Maybe no one will mind if Mark Twain leads off this blog post:
“Reader, suppose you were an idiot. And suppose you were a member of Congress. But I repeat myself. Simply suppose you were a member of Congress. And suppose you started-up what you believed to be your faculties, and worked out the draft of a law to cover the needs of some industry or other which you did not know anything about. What would you do with that draft—submit it to somebody who did know something about it, and get instruction and advice? Yes?
“It is natural to think that; but the member of Congress proceeds differently. He drafts that law to cover a matter which he knows nothing about; he straightway submits it to the rest of the National Asylum, who are similarly ignorant concerning the thing; they amend-out any accidental clearnesses or coherences which may have escaped his notice; then they pass it, and it presently goes into effect. It goes into effect, and of course it begins to confuse and hamper interested parties, because they do not understand it. But this has been foreseen, and has also been provided for—in a most curious way. Each public department at Washington keeps a minor asylum of salaried inmates whose business it is to invent a meaning for laws that have no meaning; and to detect meaning, where any exist, and distort and confuse them. This process is called ‘interpreting.’ And sublime and awe-inspiring is this art!”
Although Mr. Twain wrote this as a warm-up to a withering criticism of some post office policies, his observations apply to many education policies too. Whether it’s tying teacher pay to test scores; requiring all high school juniors to take the ACT college entrance exam, which is happening today in Illinois; cutting arts programs; enforcing a testing culture that narrows curriculum to the point where students become disinterested and disenfranchised; or any number of other examples, we see politicians and bureaucrats making decisions that harm schools.

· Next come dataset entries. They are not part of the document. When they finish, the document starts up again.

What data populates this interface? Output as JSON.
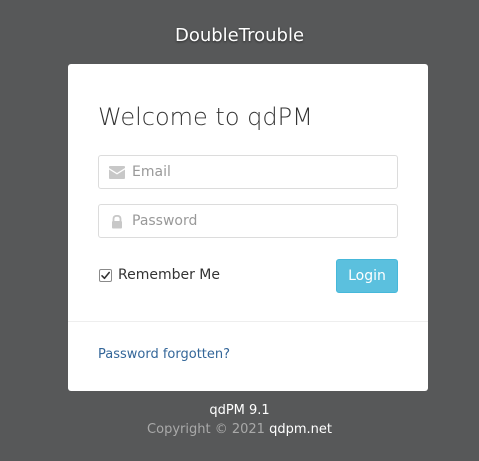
{
  "site": {
    "title": "DoubleTrouble"
  },
  "login": {
    "heading": "Welcome to qdPM",
    "email": {
      "placeholder": "Email",
      "value": "",
      "icon": "envelope-icon"
    },
    "password": {
      "placeholder": "Password",
      "value": "",
      "icon": "lock-icon"
    },
    "remember": {
      "label": "Remember Me",
      "checked": true
    },
    "submit_label": "Login",
    "forgot_label": "Password forgotten?"
  },
  "footer": {
    "version": "qdPM 9.1",
    "copyright_text": "Copyright © 2021",
    "copyright_link": "qdpm.net"
  },
  "colors": {
    "background": "#575859",
    "card": "#ffffff",
    "login_button": "#5bc0de",
    "link": "#336699"
  }
}
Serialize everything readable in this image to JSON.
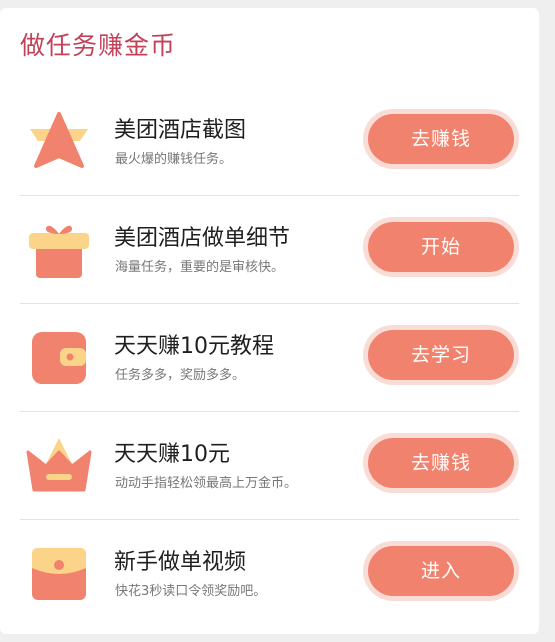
{
  "header": {
    "title": "做任务赚金币"
  },
  "colors": {
    "accent": "#f0826e",
    "accent_light": "#fbd48a",
    "title": "#c3425a"
  },
  "tasks": [
    {
      "icon": "star-icon",
      "name": "美团酒店截图",
      "desc": "最火爆的赚钱任务。",
      "button": "去赚钱"
    },
    {
      "icon": "gift-icon",
      "name": "美团酒店做单细节",
      "desc": "海量任务，重要的是审核快。",
      "button": "开始"
    },
    {
      "icon": "wallet-icon",
      "name": "天天赚10元教程",
      "desc": "任务多多，奖励多多。",
      "button": "去学习"
    },
    {
      "icon": "crown-icon",
      "name": "天天赚10元",
      "desc": "动动手指轻松领最高上万金币。",
      "button": "去赚钱"
    },
    {
      "icon": "red-envelope-icon",
      "name": "新手做单视频",
      "desc": "快花3秒读口令领奖励吧。",
      "button": "进入"
    }
  ]
}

I have to believe politicians do not actually intend to damage schools, but they tend to not be experts on education, so they don’t really know what they’re doing. For example, my state senator was a human resources manager. My state representative is a lobbyist for a hospital professional association. My congressman runs a pest management business. One of my United States senators was apparently an educator wannabe, saying, “As a former nursery school and middle school teacher, I know some of what it takes to bring order to class,” but he was actually only a play group supervisor at a private nursery school during a work study experience. His actual career experience is in the legal and military fields. My other U. S. senator has been a career politician since 1969.

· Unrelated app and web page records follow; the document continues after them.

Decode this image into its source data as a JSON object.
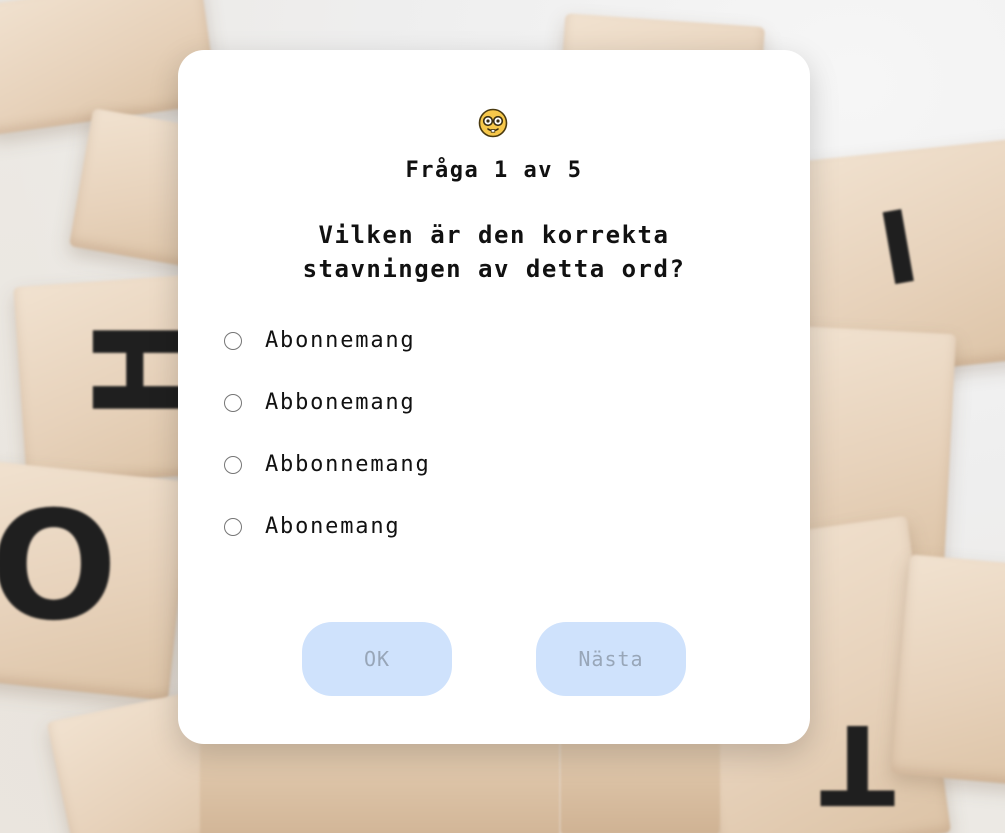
{
  "quiz": {
    "icon": "nerd-face-emoji-icon",
    "counter": "Fråga 1 av 5",
    "question": "Vilken är den korrekta stavningen av detta ord?",
    "options": [
      {
        "label": "Abonnemang"
      },
      {
        "label": "Abbonemang"
      },
      {
        "label": "Abbonnemang"
      },
      {
        "label": "Abonemang"
      }
    ],
    "buttons": {
      "ok_label": "OK",
      "next_label": "Nästa"
    }
  },
  "colors": {
    "card_background": "#ffffff",
    "button_background": "#cfe2fc",
    "button_text": "#98a6b8",
    "text": "#111111"
  }
}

I say none of this to disparage these gentlemen—well, maybe I do intend some disparagement of our junior senator who blatantly lied about the nature of his time in what he called the “teaching profession”—but my larger point is that the people who make decisions about education tend to be non-educators who create policies to satisfy their political constituencies.
But wait a minute! I’m a constituent too, as are my colleagues. How do politicians get by with this? Well, they have some buffers. They hire bureaucrats to run state education agencies, but those bureaucrats still have to answer to the politicians.
On the local level we elect school boards, and they hire decision-makers who control what teachers are able to do or not do, and those decision-makers answer to the school boards. (Mark Twain again: “In the first place God made idiots. This was for practice. Then he made School Boards.”)
On the national, state, and local levels, those in closest contact with students are usually the most removed from decision-making power, and those who are designing policies that directly impact students are far removed from classrooms and have no pedagogical expertise. This is called irony, or it would be if the results were not so tragic and profound.
Those decision-makers who spend time in classrooms, with students, at times other than during evaluations of staff have my deep admiration and respect. I’m thinking of a principal I know who spends time each day working with students one-on-one in her school’s tutoring center. That’s good for everybody.
So, what can we do? Well, teachers have constituencies too, in a manner of speaking. We have our students, their parents, and each other. Maybe we need to do a better job of “campaigning” and trumpeting our own successes. We have plenty to celebrate. Let’s do a better job of communicating directly with parents about our classroom successes. Let’s do a better job of making sure our students know when they have accomplished something remarkable. Let’s tell others about our colleagues when we notice them going above and beyond on behalf of their students.
I invite teachers reading this to do one of these this week:
• Call a parent with good news about a student.
• Send a good-news report home about a student.
• Communicate with all of your students’ parents about the important work you’re doing in class.
• Tell someone about one of your colleagues who is doing stellar work on behalf of her or his students.
Lately we’ve seen teachers being whupped on pretty hard. Others are defining our profession according to their perspectives and priorities. We can do a much better job of defining ourselves. Teachers are the experts when it comes to schools.
Schools are too important to leave to bureaucrats and amateurs. Consider the stakes, according to—that’s right—Mark Twain: “Every time you stop a school, you will have to build a jail. What you gain at one end you lose at the other. It’s like feeding a dog on his own tail. It won’t fatten the dog.”